→ WORK ORDER:
Repeat each entry below exactly.

[Data entries]
^^^^^^^^^^^^^^^^

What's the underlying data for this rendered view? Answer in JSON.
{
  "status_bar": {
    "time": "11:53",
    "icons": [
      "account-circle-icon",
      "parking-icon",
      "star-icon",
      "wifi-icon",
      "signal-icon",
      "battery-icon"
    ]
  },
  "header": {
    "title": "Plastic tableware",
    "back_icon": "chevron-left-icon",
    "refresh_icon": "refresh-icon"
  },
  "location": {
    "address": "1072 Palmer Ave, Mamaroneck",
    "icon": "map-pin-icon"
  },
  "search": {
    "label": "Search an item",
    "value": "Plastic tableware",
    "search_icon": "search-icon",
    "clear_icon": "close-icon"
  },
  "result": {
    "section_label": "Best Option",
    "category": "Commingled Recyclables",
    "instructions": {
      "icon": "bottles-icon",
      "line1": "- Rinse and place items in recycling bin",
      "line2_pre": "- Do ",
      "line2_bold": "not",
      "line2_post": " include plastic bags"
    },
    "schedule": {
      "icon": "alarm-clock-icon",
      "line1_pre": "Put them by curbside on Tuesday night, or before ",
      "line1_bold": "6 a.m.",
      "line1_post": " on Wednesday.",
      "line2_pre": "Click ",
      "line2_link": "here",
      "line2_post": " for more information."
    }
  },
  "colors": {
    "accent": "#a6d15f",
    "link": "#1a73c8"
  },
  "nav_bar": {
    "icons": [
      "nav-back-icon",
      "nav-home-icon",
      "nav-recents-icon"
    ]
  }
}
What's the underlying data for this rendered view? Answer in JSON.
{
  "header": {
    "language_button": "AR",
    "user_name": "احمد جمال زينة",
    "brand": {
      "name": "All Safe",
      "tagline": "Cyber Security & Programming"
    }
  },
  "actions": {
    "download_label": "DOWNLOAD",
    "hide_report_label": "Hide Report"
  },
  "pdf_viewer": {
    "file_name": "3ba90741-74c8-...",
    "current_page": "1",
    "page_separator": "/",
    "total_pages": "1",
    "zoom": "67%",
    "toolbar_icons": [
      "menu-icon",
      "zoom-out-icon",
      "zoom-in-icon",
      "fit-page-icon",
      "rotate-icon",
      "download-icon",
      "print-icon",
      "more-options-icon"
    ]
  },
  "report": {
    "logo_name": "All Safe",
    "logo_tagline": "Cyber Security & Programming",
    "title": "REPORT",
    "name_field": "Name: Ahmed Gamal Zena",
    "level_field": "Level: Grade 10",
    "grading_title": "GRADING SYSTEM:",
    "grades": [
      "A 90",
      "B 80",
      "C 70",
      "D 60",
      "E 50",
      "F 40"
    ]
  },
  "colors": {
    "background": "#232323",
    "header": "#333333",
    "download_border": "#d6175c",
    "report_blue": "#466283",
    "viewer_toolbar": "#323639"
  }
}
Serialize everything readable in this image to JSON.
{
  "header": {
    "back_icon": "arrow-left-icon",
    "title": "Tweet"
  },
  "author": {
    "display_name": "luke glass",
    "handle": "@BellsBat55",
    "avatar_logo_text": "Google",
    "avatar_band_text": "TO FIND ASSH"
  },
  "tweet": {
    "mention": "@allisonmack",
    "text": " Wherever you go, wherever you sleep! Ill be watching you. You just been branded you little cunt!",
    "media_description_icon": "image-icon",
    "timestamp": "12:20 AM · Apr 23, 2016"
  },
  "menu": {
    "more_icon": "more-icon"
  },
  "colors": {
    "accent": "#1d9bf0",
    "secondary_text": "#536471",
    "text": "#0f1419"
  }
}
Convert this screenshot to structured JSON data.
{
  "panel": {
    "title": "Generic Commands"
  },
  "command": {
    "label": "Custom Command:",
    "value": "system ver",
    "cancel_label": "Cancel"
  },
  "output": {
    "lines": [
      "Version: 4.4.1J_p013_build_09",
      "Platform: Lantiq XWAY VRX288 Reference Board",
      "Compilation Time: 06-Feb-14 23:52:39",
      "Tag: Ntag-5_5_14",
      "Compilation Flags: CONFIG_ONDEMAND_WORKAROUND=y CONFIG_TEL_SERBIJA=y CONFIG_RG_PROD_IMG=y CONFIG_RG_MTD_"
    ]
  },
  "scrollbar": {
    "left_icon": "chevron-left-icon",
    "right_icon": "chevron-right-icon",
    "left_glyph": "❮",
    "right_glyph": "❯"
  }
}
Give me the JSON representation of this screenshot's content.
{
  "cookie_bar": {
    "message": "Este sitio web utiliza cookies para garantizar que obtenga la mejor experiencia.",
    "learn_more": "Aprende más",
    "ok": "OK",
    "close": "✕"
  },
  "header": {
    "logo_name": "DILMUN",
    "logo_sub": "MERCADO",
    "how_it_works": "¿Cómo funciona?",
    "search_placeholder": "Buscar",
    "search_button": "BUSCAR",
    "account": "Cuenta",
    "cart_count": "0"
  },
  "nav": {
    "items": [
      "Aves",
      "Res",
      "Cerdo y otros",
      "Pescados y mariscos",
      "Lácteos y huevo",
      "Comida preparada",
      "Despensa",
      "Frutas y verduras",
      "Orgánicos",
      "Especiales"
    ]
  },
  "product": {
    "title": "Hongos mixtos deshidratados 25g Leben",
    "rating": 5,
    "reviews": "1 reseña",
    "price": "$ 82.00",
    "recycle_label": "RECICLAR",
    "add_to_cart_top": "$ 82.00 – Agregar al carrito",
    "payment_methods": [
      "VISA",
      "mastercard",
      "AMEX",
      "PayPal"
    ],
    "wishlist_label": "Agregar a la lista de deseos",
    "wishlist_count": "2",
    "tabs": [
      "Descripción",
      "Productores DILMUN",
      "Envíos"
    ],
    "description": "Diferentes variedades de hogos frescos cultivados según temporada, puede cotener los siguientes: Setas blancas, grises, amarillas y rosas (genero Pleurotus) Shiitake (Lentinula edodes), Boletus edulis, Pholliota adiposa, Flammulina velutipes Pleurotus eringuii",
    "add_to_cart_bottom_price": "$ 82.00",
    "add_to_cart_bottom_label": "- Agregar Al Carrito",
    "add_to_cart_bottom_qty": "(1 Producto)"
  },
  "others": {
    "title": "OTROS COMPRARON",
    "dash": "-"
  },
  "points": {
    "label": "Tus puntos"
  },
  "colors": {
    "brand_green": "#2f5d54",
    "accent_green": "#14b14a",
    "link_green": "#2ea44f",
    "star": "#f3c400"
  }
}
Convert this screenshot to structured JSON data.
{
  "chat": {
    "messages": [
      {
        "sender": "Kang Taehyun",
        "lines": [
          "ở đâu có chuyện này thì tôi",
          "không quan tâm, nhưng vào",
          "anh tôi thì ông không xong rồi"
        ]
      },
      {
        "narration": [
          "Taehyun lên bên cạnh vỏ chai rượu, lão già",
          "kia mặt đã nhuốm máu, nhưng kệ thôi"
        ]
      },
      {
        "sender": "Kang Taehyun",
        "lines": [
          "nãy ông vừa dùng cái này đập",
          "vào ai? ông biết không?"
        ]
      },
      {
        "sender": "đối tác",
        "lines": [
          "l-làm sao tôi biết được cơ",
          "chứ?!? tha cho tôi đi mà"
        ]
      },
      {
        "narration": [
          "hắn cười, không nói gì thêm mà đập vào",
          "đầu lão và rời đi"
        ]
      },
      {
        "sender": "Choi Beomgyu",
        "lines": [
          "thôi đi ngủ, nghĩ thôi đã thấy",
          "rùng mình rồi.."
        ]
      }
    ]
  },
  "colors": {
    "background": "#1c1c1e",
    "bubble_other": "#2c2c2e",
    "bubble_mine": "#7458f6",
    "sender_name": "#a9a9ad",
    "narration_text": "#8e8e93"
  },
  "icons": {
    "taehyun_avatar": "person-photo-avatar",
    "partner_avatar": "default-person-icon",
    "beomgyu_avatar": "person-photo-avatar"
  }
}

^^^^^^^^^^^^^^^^

→ OUTPUT FOR THIS TASK:
What's the underlying data for this rendered view? Answer in JSON.
{
  "status_bar": {
    "time": "11:53",
    "icons": [
      "account-circle-icon",
      "parking-icon",
      "star-icon",
      "wifi-icon",
      "signal-icon",
      "battery-icon"
    ]
  },
  "header": {
    "title": "Plastic tableware",
    "back_icon": "chevron-left-icon",
    "refresh_icon": "refresh-icon"
  },
  "location": {
    "address": "1072 Palmer Ave, Mamaroneck",
    "icon": "map-pin-icon"
  },
  "search": {
    "label": "Search an item",
    "value": "Plastic tableware",
    "search_icon": "search-icon",
    "clear_icon": "close-icon"
  },
  "result": {
    "section_label": "Best Option",
    "category": "Commingled Recyclables",
    "instructions": {
      "icon": "bottles-icon",
      "line1": "- Rinse and place items in recycling bin",
      "line2_pre": "- Do ",
      "line2_bold": "not",
      "line2_post": " include plastic bags"
    },
    "schedule": {
      "icon": "alarm-clock-icon",
      "line1_pre": "Put them by curbside on Tuesday night, or before ",
      "line1_bold": "6 a.m.",
      "line1_post": " on Wednesday.",
      "line2_pre": "Click ",
      "line2_link": "here",
      "line2_post": " for more information."
    }
  },
  "colors": {
    "accent": "#a6d15f",
    "link": "#1a73c8"
  },
  "nav_bar": {
    "icons": [
      "nav-back-icon",
      "nav-home-icon",
      "nav-recents-icon"
    ]
  }
}
What's the underlying data for this rendered view? Answer in JSON.
{
  "header": {
    "language_button": "AR",
    "user_name": "احمد جمال زينة",
    "brand": {
      "name": "All Safe",
      "tagline": "Cyber Security & Programming"
    }
  },
  "actions": {
    "download_label": "DOWNLOAD",
    "hide_report_label": "Hide Report"
  },
  "pdf_viewer": {
    "file_name": "3ba90741-74c8-...",
    "current_page": "1",
    "page_separator": "/",
    "total_pages": "1",
    "zoom": "67%",
    "toolbar_icons": [
      "menu-icon",
      "zoom-out-icon",
      "zoom-in-icon",
      "fit-page-icon",
      "rotate-icon",
      "download-icon",
      "print-icon",
      "more-options-icon"
    ]
  },
  "report": {
    "logo_name": "All Safe",
    "logo_tagline": "Cyber Security & Programming",
    "title": "REPORT",
    "name_field": "Name: Ahmed Gamal Zena",
    "level_field": "Level: Grade 10",
    "grading_title": "GRADING SYSTEM:",
    "grades": [
      "A 90",
      "B 80",
      "C 70",
      "D 60",
      "E 50",
      "F 40"
    ]
  },
  "colors": {
    "background": "#232323",
    "header": "#333333",
    "download_border": "#d6175c",
    "report_blue": "#466283",
    "viewer_toolbar": "#323639"
  }
}
Serialize everything readable in this image to JSON.
{
  "header": {
    "back_icon": "arrow-left-icon",
    "title": "Tweet"
  },
  "author": {
    "display_name": "luke glass",
    "handle": "@BellsBat55",
    "avatar_logo_text": "Google",
    "avatar_band_text": "TO FIND ASSH"
  },
  "tweet": {
    "mention": "@allisonmack",
    "text": " Wherever you go, wherever you sleep! Ill be watching you. You just been branded you little cunt!",
    "media_description_icon": "image-icon",
    "timestamp": "12:20 AM · Apr 23, 2016"
  },
  "menu": {
    "more_icon": "more-icon"
  },
  "colors": {
    "accent": "#1d9bf0",
    "secondary_text": "#536471",
    "text": "#0f1419"
  }
}
Convert this screenshot to structured JSON data.
{
  "panel": {
    "title": "Generic Commands"
  },
  "command": {
    "label": "Custom Command:",
    "value": "system ver",
    "cancel_label": "Cancel"
  },
  "output": {
    "lines": [
      "Version: 4.4.1J_p013_build_09",
      "Platform: Lantiq XWAY VRX288 Reference Board",
      "Compilation Time: 06-Feb-14 23:52:39",
      "Tag: Ntag-5_5_14",
      "Compilation Flags: CONFIG_ONDEMAND_WORKAROUND=y CONFIG_TEL_SERBIJA=y CONFIG_RG_PROD_IMG=y CONFIG_RG_MTD_"
    ]
  },
  "scrollbar": {
    "left_icon": "chevron-left-icon",
    "right_icon": "chevron-right-icon",
    "left_glyph": "❮",
    "right_glyph": "❯"
  }
}
Give me the JSON representation of this screenshot's content.
{
  "cookie_bar": {
    "message": "Este sitio web utiliza cookies para garantizar que obtenga la mejor experiencia.",
    "learn_more": "Aprende más",
    "ok": "OK",
    "close": "✕"
  },
  "header": {
    "logo_name": "DILMUN",
    "logo_sub": "MERCADO",
    "how_it_works": "¿Cómo funciona?",
    "search_placeholder": "Buscar",
    "search_button": "BUSCAR",
    "account": "Cuenta",
    "cart_count": "0"
  },
  "nav": {
    "items": [
      "Aves",
      "Res",
      "Cerdo y otros",
      "Pescados y mariscos",
      "Lácteos y huevo",
      "Comida preparada",
      "Despensa",
      "Frutas y verduras",
      "Orgánicos",
      "Especiales"
    ]
  },
  "product": {
    "title": "Hongos mixtos deshidratados 25g Leben",
    "rating": 5,
    "reviews": "1 reseña",
    "price": "$ 82.00",
    "recycle_label": "RECICLAR",
    "add_to_cart_top": "$ 82.00 – Agregar al carrito",
    "payment_methods": [
      "VISA",
      "mastercard",
      "AMEX",
      "PayPal"
    ],
    "wishlist_label": "Agregar a la lista de deseos",
    "wishlist_count": "2",
    "tabs": [
      "Descripción",
      "Productores DILMUN",
      "Envíos"
    ],
    "description": "Diferentes variedades de hogos frescos cultivados según temporada, puede cotener los siguientes: Setas blancas, grises, amarillas y rosas (genero Pleurotus) Shiitake (Lentinula edodes), Boletus edulis, Pholliota adiposa, Flammulina velutipes Pleurotus eringuii",
    "add_to_cart_bottom_price": "$ 82.00",
    "add_to_cart_bottom_label": "- Agregar Al Carrito",
    "add_to_cart_bottom_qty": "(1 Producto)"
  },
  "others": {
    "title": "OTROS COMPRARON",
    "dash": "-"
  },
  "points": {
    "label": "Tus puntos"
  },
  "colors": {
    "brand_green": "#2f5d54",
    "accent_green": "#14b14a",
    "link_green": "#2ea44f",
    "star": "#f3c400"
  }
}
Convert this screenshot to structured JSON data.
{
  "chat": {
    "messages": [
      {
        "sender": "Kang Taehyun",
        "lines": [
          "ở đâu có chuyện này thì tôi",
          "không quan tâm, nhưng vào",
          "anh tôi thì ông không xong rồi"
        ]
      },
      {
        "narration": [
          "Taehyun lên bên cạnh vỏ chai rượu, lão già",
          "kia mặt đã nhuốm máu, nhưng kệ thôi"
        ]
      },
      {
        "sender": "Kang Taehyun",
        "lines": [
          "nãy ông vừa dùng cái này đập",
          "vào ai? ông biết không?"
        ]
      },
      {
        "sender": "đối tác",
        "lines": [
          "l-làm sao tôi biết được cơ",
          "chứ?!? tha cho tôi đi mà"
        ]
      },
      {
        "narration": [
          "hắn cười, không nói gì thêm mà đập vào",
          "đầu lão và rời đi"
        ]
      },
      {
        "sender": "Choi Beomgyu",
        "lines": [
          "thôi đi ngủ, nghĩ thôi đã thấy",
          "rùng mình rồi.."
        ]
      }
    ]
  },
  "colors": {
    "background": "#1c1c1e",
    "bubble_other": "#2c2c2e",
    "bubble_mine": "#7458f6",
    "sender_name": "#a9a9ad",
    "narration_text": "#8e8e93"
  },
  "icons": {
    "taehyun_avatar": "person-photo-avatar",
    "partner_avatar": "default-person-icon",
    "beomgyu_avatar": "person-photo-avatar"
  }
}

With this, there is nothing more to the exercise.